Wherever a line of the data contains "label", copy that line.

Collection entries

+ + +

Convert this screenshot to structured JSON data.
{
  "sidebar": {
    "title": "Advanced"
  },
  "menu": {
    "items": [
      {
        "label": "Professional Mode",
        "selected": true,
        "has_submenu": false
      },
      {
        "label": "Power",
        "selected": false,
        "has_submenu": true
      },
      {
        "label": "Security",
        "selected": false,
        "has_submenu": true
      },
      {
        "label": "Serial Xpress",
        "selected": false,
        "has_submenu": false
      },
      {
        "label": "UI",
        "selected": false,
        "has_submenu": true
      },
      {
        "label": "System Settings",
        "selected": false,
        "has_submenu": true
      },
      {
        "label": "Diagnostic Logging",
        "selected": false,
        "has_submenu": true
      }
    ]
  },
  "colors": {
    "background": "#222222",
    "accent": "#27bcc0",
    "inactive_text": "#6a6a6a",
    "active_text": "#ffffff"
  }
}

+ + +

*Output of the exercise*.
        "label": "Professional Mode",
        "label": "Power",
        "label": "Security",
        "label": "Serial Xpress",
        "label": "UI",
        "label": "System Settings",
        "label": "Diagnostic Logging",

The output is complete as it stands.